ANN ARBOR—In a development that could make the advanced form of secure communications known as quantum cryptography more practical, University of Michigan researchers have demonstrated a simpler, more efficient single-photon emitter that can be made using traditional semiconductor processing techniques.
Single-photon emitters release one particle of light, or photon, at a time, as opposed to devices like lasers that release a stream of them. Single-photon emitters are essential for quantum cryptography, which keeps secrets safe by taking advantage of the so-called observer effect: The very act of an eavesdropper listening in jumbles the message. This is because in the quantum realm, observing a system always changes it.
For quantum cryptography to work, it’s necessary to encode the message—which could be a bank password or a piece of military intelligence, for example—just one photon at a time. That way, the sender and the recipient will know whether anyone has tampered with the message.
While the U-M researchers didn’t make the first single-photon emitter, they say their new device improves upon the current technology and is much easier to make.
“This thing is very, very simple. It is all based on silicon,” said Pallab Bhattacharya, the Charles M. Vest Distinguished University Professor of Electrical Engineering and Computer Science, and the James R. Mellor Professor of Engineering.
Bhattacharya, who leads this project, is a co-author of a paper on the work published in Nature Communications on April 9.
Bhattacharya’s emitter is a single nanowire made of gallium nitride with a very small region of indium gallium nitride that behaves as a quantum dot.

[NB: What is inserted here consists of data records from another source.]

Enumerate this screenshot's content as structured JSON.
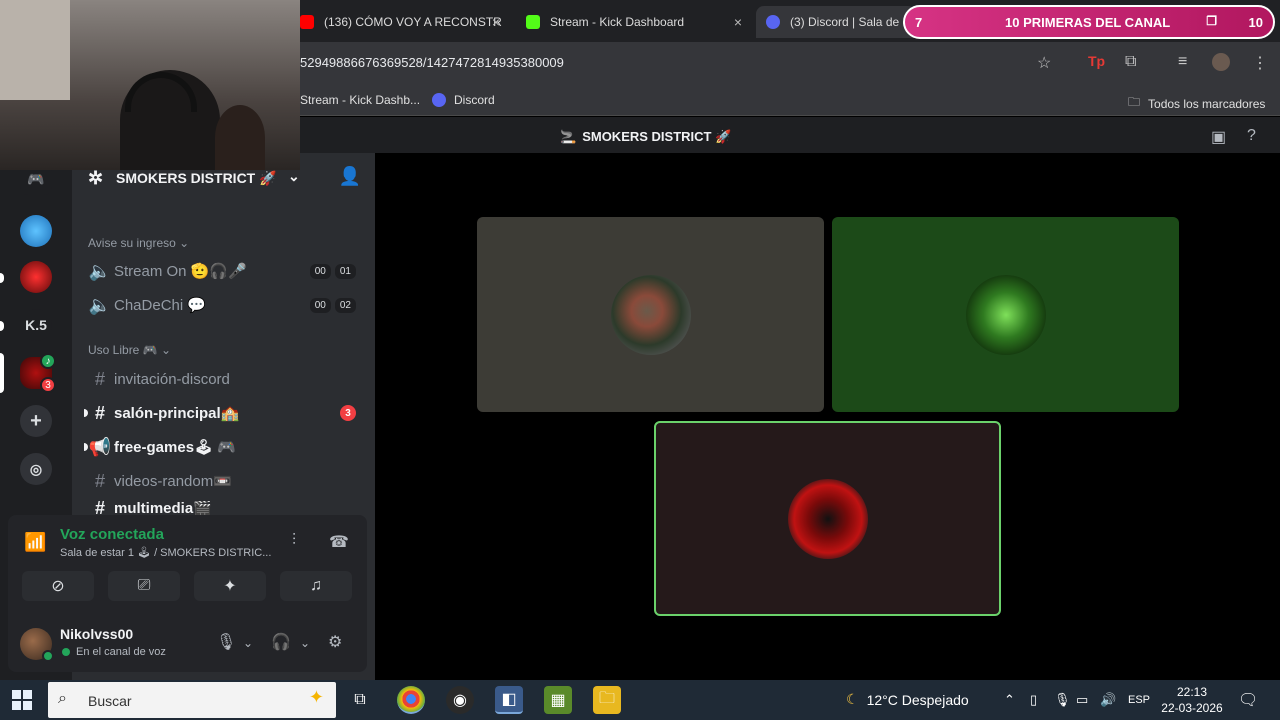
{
  "browser": {
    "tabs": [
      {
        "title": "(136) CÓMO VOY A RECONSTR",
        "color": "#ff0000",
        "icon": "youtube-icon"
      },
      {
        "title": "Stream - Kick Dashboard",
        "color": "#53fc18",
        "icon": "kick-icon"
      },
      {
        "title": "(3) Discord | Sala de es",
        "color": "#5865f2",
        "icon": "discord-icon"
      }
    ],
    "close_glyph": "×",
    "url": "5294988667636952​8/1427472814935380009",
    "bookmarks": [
      {
        "label": "Stream - Kick Dashb..."
      },
      {
        "label": "Discord"
      }
    ],
    "all_bookmarks": "Todos los marcadores"
  },
  "overlay": {
    "left_number": "7",
    "title": "10 PRIMERAS DEL CANAL",
    "right_number": "10",
    "restore_icon": "❐"
  },
  "discord": {
    "window_title": "SMOKERS DISTRICT 🚀",
    "window_title_prefix": "🚬",
    "server": {
      "name": "SMOKERS DISTRICT 🚀"
    },
    "guild_labels": {
      "k5": "K.5"
    },
    "guild_badge": "3",
    "categories": {
      "avise": "Avise su ingreso ⌄",
      "uso": "Uso Libre 🎮 ⌄"
    },
    "voice_channels": [
      {
        "name": "Stream On 🫡🎧🎤",
        "count_a": "00",
        "count_b": "01"
      },
      {
        "name": "ChaDeChi 💬",
        "count_a": "00",
        "count_b": "02"
      }
    ],
    "text_channels": [
      {
        "name": "invitación-discord",
        "icon": "#"
      },
      {
        "name": "salón-principal🏫",
        "icon": "#",
        "mention": "3"
      },
      {
        "name": "free-games🕹 🎮",
        "icon": "📢"
      },
      {
        "name": "videos-random📼",
        "icon": "#"
      },
      {
        "name": "multimedia🎬",
        "icon": "#"
      }
    ],
    "voice_panel": {
      "status": "Voz conectada",
      "location": "Sala de estar 1 🕹 / SMOKERS DISTRIC..."
    },
    "user": {
      "name": "Nikolvss00",
      "status": "En el canal de voz"
    }
  },
  "taskbar": {
    "search_placeholder": "Buscar",
    "weather": "12°C  Despejado",
    "language": "ESP",
    "time": "22:13",
    "date": "22-03-2026"
  }
}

A quantum dot is a nanostructure that can generate a bit of information. In the binary code of conventional computers, a bit is a 0 or a 1. A quantum bit can be either or both at the same time.
The semiconducting materials the new emitter is made of are commonly used in LEDs and solar cells. The researchers grew the nanowires on a wafer of silicon. Because their technique is silicon-based, the infrastructure to manufacture the emitters on a larger scale already exists. Silicon is the basis of modern electronics.

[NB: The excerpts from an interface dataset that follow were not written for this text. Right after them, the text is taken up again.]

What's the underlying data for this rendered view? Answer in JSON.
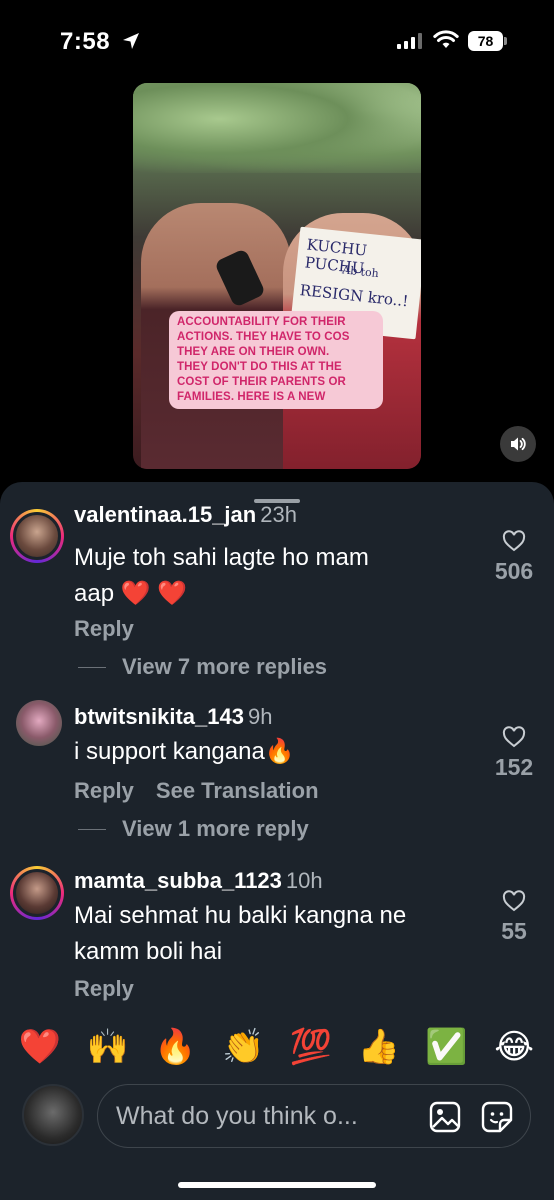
{
  "status_bar": {
    "time": "7:58",
    "battery": "78",
    "icons": [
      "location-arrow-icon",
      "signal-icon",
      "wifi-icon",
      "battery-icon"
    ]
  },
  "video": {
    "sign_lines": [
      "KUCHU PUCHU",
      "Ab toh",
      "RESIGN kro..!"
    ],
    "caption_lines": [
      "ACCOUNTABILITY FOR THEIR",
      "ACTIONS. THEY HAVE TO COS",
      "THEY ARE ON THEIR OWN.",
      "THEY DON'T DO THIS AT THE",
      "COST OF THEIR PARENTS OR",
      "FAMILIES. HERE IS A NEW"
    ],
    "mute_icon": "speaker-icon"
  },
  "comments": [
    {
      "username": "valentinaa.15_jan",
      "time": "23h",
      "lines": [
        "Muje toh sahi lagte ho mam",
        "aap ❤️ ❤️"
      ],
      "likes": "506",
      "actions": [
        "Reply"
      ],
      "view_more": "View 7 more replies"
    },
    {
      "username": "btwitsnikita_143",
      "time": "9h",
      "lines": [
        "i support kangana🔥"
      ],
      "likes": "152",
      "actions": [
        "Reply",
        "See Translation"
      ],
      "view_more": "View 1 more reply"
    },
    {
      "username": "mamta_subba_1123",
      "time": "10h",
      "lines": [
        "Mai sehmat hu balki kangna ne",
        "kamm boli hai"
      ],
      "likes": "55",
      "actions": [
        "Reply"
      ]
    }
  ],
  "emoji_bar": [
    "❤️",
    "🙌",
    "🔥",
    "👏",
    "💯",
    "👍",
    "✅",
    "😂"
  ],
  "composer": {
    "placeholder": "What do you think o...",
    "icons": [
      "image-icon",
      "sticker-icon"
    ]
  }
}
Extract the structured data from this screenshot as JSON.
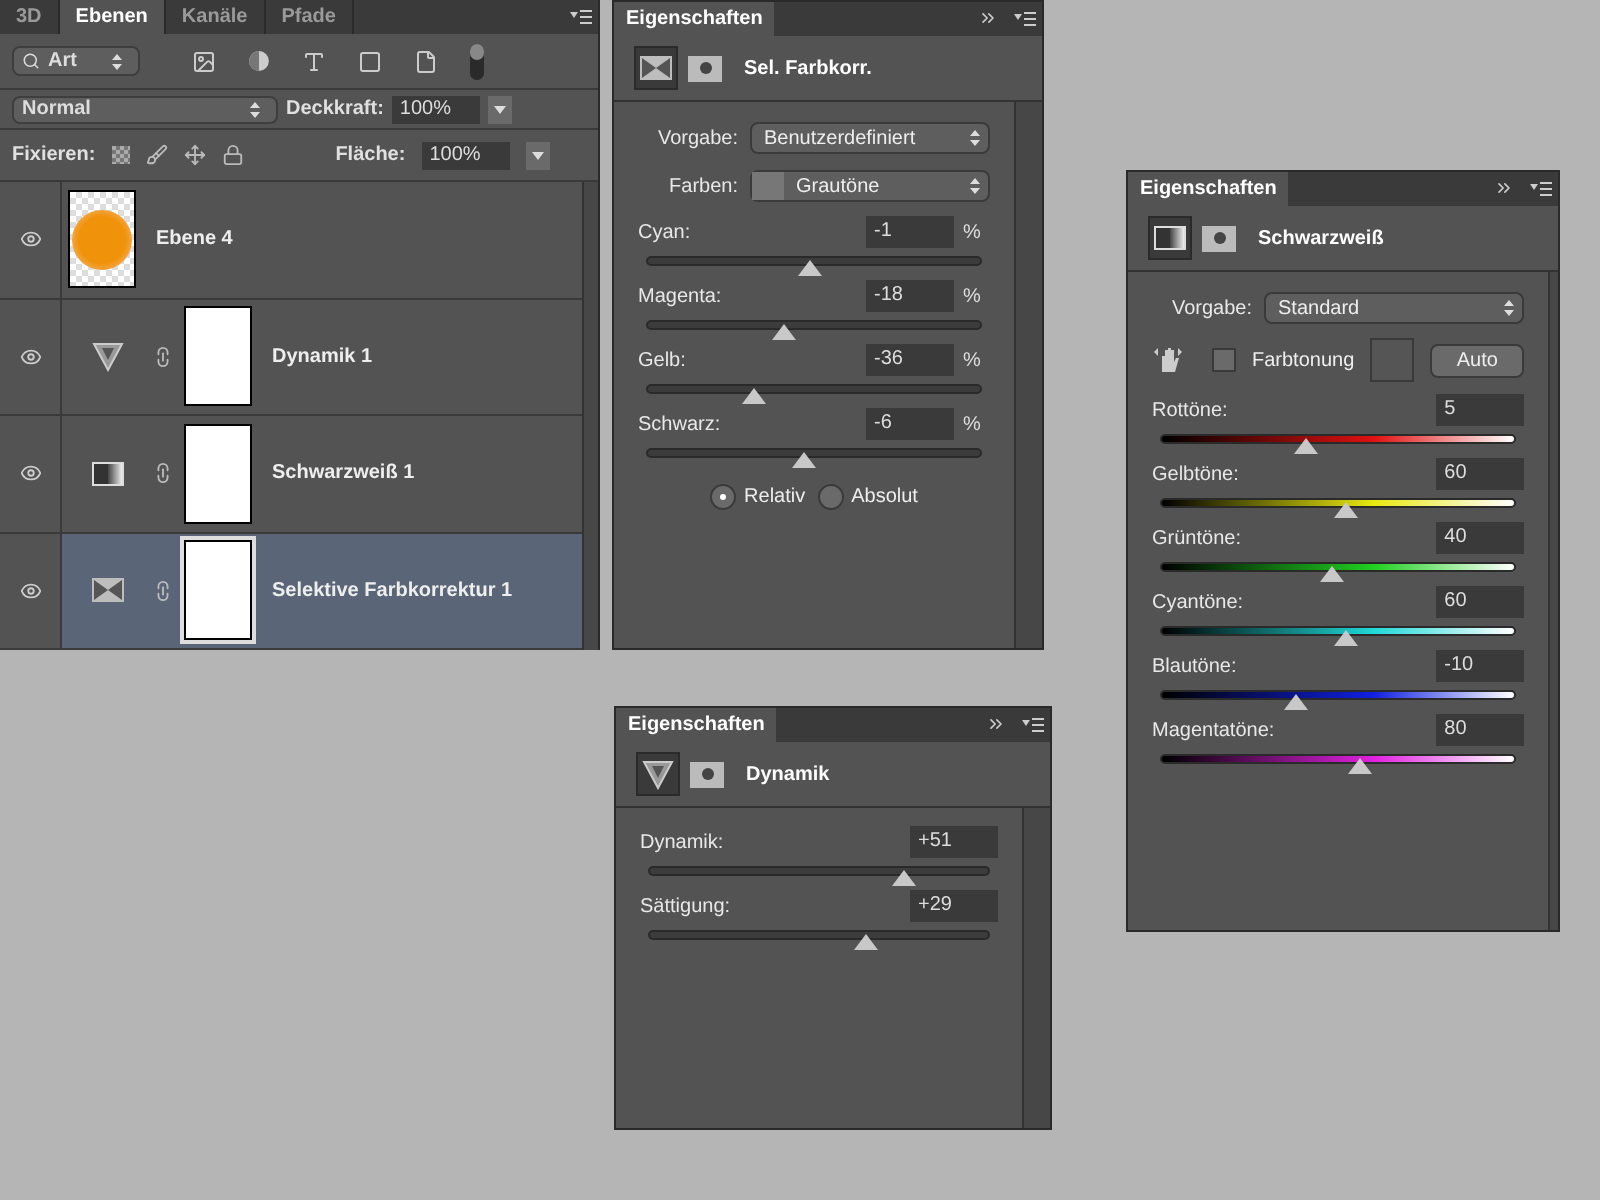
{
  "layers_panel": {
    "tabs": [
      {
        "label": "3D",
        "selected": false
      },
      {
        "label": "Ebenen",
        "selected": true
      },
      {
        "label": "Kanäle",
        "selected": false
      },
      {
        "label": "Pfade",
        "selected": false
      }
    ],
    "filter": "Art",
    "blend_mode": "Normal",
    "opacity_label": "Deckkraft:",
    "opacity": "100%",
    "lock_label": "Fixieren:",
    "fill_label": "Fläche:",
    "fill": "100%",
    "layers": [
      {
        "name": "Ebene 4",
        "kind": "pixel",
        "selected": false
      },
      {
        "name": "Dynamik 1",
        "kind": "vibrance",
        "selected": false
      },
      {
        "name": "Schwarzweiß 1",
        "kind": "blackwhite",
        "selected": false
      },
      {
        "name": "Selektive Farbkorrektur 1",
        "kind": "selective",
        "selected": true
      }
    ]
  },
  "selective_color_panel": {
    "tab": "Eigenschaften",
    "title": "Sel. Farbkorr.",
    "kind": "selective",
    "preset_label": "Vorgabe:",
    "preset": "Benutzerdefiniert",
    "colors_label": "Farben:",
    "colors": "Grautöne",
    "sliders": [
      {
        "label": "Cyan:",
        "value": "-1",
        "unit": "%",
        "level": 0.49
      },
      {
        "label": "Magenta:",
        "value": "-18",
        "unit": "%",
        "level": 0.41
      },
      {
        "label": "Gelb:",
        "value": "-36",
        "unit": "%",
        "level": 0.32
      },
      {
        "label": "Schwarz:",
        "value": "-6",
        "unit": "%",
        "level": 0.47
      }
    ],
    "modes": [
      {
        "label": "Relativ",
        "selected": true
      },
      {
        "label": "Absolut",
        "selected": false
      }
    ]
  },
  "vibrance_panel": {
    "tab": "Eigenschaften",
    "title": "Dynamik",
    "kind": "vibrance",
    "sliders": [
      {
        "label": "Dynamik:",
        "value": "+51",
        "level": 0.75
      },
      {
        "label": "Sättigung:",
        "value": "+29",
        "level": 0.64
      }
    ]
  },
  "blackwhite_panel": {
    "tab": "Eigenschaften",
    "title": "Schwarzweiß",
    "kind": "blackwhite",
    "preset_label": "Vorgabe:",
    "preset": "Standard",
    "tint": {
      "label": "Farbtonung",
      "checked": false
    },
    "auto_button": "Auto",
    "sliders": [
      {
        "label": "Rottöne:",
        "value": "5",
        "level": 0.41,
        "kind": "red"
      },
      {
        "label": "Gelbtöne:",
        "value": "60",
        "level": 0.52,
        "kind": "yellow"
      },
      {
        "label": "Grüntöne:",
        "value": "40",
        "level": 0.48,
        "kind": "green"
      },
      {
        "label": "Cyantöne:",
        "value": "60",
        "level": 0.52,
        "kind": "cyan"
      },
      {
        "label": "Blautöne:",
        "value": "-10",
        "level": 0.38,
        "kind": "blue"
      },
      {
        "label": "Magentatöne:",
        "value": "80",
        "level": 0.56,
        "kind": "magenta"
      }
    ]
  }
}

“This is a big step in that it produces the pathway to realizing a practical electrically injected single-photon emitter,” Bhattacharya said.
Key enablers of the new technology are size and compactness.

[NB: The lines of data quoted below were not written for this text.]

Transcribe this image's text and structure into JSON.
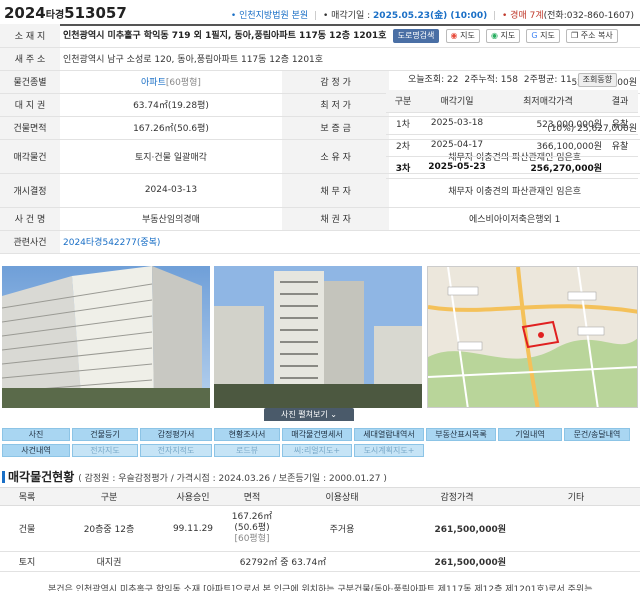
{
  "header": {
    "case_year": "2024",
    "case_type": "타경",
    "case_no": "513057",
    "court": "• 인천지방법원 본원",
    "sale_date_label": "• 매각기일 :",
    "sale_date": "2025.05.23(金) (10:00)",
    "round": "• 경매 7계",
    "phone": "(전화:032-860-1607)"
  },
  "info": {
    "location_label": "소 재 지",
    "location": "인천광역시 미추홀구 학익동 719 외 1필지, 동아,풍림아파트 117동 12층 1201호",
    "btn_road": "도로명검색",
    "btn_map1": "지도",
    "btn_map2": "지도",
    "btn_map3": "지도",
    "btn_copy": "주소 복사",
    "new_addr_label": "새 주 소",
    "new_addr": "인천광역시 남구 소성로 120, 동아,풍림아파트 117동 12층 1201호",
    "kind_label": "물건종별",
    "kind": "아파트",
    "kind_pyeong": "[60평형]",
    "appraisal_label": "감 정 가",
    "appraisal": "523,000,000원",
    "land_label": "대 지 권",
    "land": "63.74㎡(19.28평)",
    "min_label": "최 저 가",
    "min": "(49%) 256,270,000원",
    "building_label": "건물면적",
    "building": "167.26㎡(50.6평)",
    "deposit_label": "보 증 금",
    "deposit": "(10%) 25,627,000원",
    "sale_obj_label": "매각물건",
    "sale_obj": "토지·건물 일괄매각",
    "owner_label": "소 유 자",
    "owner": "채무자 이충견의 파산관재인 임은흐",
    "decision_label": "개시결정",
    "decision": "2024-03-13",
    "debtor_label": "채 무 자",
    "debtor": "채무자 이충견의 파산관재인 임은흐",
    "casename_label": "사 건 명",
    "casename": "부동산임의경매",
    "creditor_label": "채 권 자",
    "creditor": "에스비아이저축은행외 1",
    "related_label": "관련사건",
    "related": "2024타경542277(중복)"
  },
  "views": {
    "today": "오늘조회: 22",
    "two_week": "2주누적: 158",
    "avg": "2주평균: 11",
    "btn": "조회동향"
  },
  "rounds": {
    "headers": [
      "구분",
      "매각기일",
      "최저매각가격",
      "결과"
    ],
    "rows": [
      {
        "no": "1차",
        "date": "2025-03-18",
        "price": "523,000,000원",
        "result": "유찰"
      },
      {
        "no": "2차",
        "date": "2025-04-17",
        "price": "366,100,000원",
        "result": "유찰"
      },
      {
        "no": "3차",
        "date": "2025-05-23",
        "price": "256,270,000원",
        "result": ""
      }
    ]
  },
  "photo_toggle": "사진 펼쳐보기",
  "docs": {
    "row1": [
      "사진",
      "건물등기",
      "감정평가서",
      "현황조사서",
      "매각물건명세서",
      "세대열람내역서",
      "부동산표시목록",
      "기일내역",
      "문건/송달내역"
    ],
    "row2": [
      "사건내역",
      "전자지도",
      "전자지적도",
      "로드뷰",
      "씨:리얼지도+",
      "도시계획지도+"
    ]
  },
  "status_section": {
    "title": "매각물건현황",
    "sub": "( 감정원 : 우슬감정평가 / 가격시점 : 2024.03.26 / 보존등기일 : 2000.01.27 )",
    "headers": [
      "목록",
      "구분",
      "사용승인",
      "면적",
      "이용상태",
      "감정가격",
      "기타"
    ],
    "building": {
      "list": "건물",
      "kind": "20층중 12층",
      "approval": "99.11.29",
      "area1": "167.26㎡",
      "area2": "(50.6평)",
      "area3": "[60평형]",
      "use": "주거용",
      "price": "261,500,000원"
    },
    "land": {
      "list": "토지",
      "kind": "대지권",
      "area": "62792㎡ 중 63.74㎡",
      "price": "261,500,000원"
    },
    "footer": "본건은 인천광역시 미추홀구 학익동 소재 [아파트]으로서 본 인근에 위치하는 구분건물(동아·풍림아파트 제117동 제12층 제1201호)로서 주위는"
  },
  "colors": {
    "accent": "#1a6fc6",
    "doc_btn": "#a9d6f2",
    "label_bg": "#f3f3f3",
    "red": "#c0392b"
  }
}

“By making the diameter of the nanowire very small and by altering the composition over a very small section of it, a quantum dot is realized,” Bhattacharya said. “The quantum dot emits single-photons upon electrical excitation.”
The U-M emitter is fueled by electricity, rather than light—another aspect that makes it more practical. And each photon it emits possesses the same degree of linear polarization. Polarization refers to the orientation of the electric field of a beam of light. Most other single-photon emitters release light particles with a random polarization.
“So half might have one polarization and the other half might have the other,” Bhattacharya said. “So in cryptic message, if you want to code them, you would only be able to use 50 percent of the photons. With our device, you could use almost all of them.”
This device operates at cold temperatures, but the researchers are working on one that operates closer to room temperature.
The paper is titled “Electrically-driven polarized single-photon emission from an InGaN quantum dot in a GaN nanowire.” The first author is Saniya Deshpande, a graduate student in electrical engineering and computer science. The work is supported by the National Science Foundation. The device was fabricated at the U-M Lurie Nanofabrication Facility.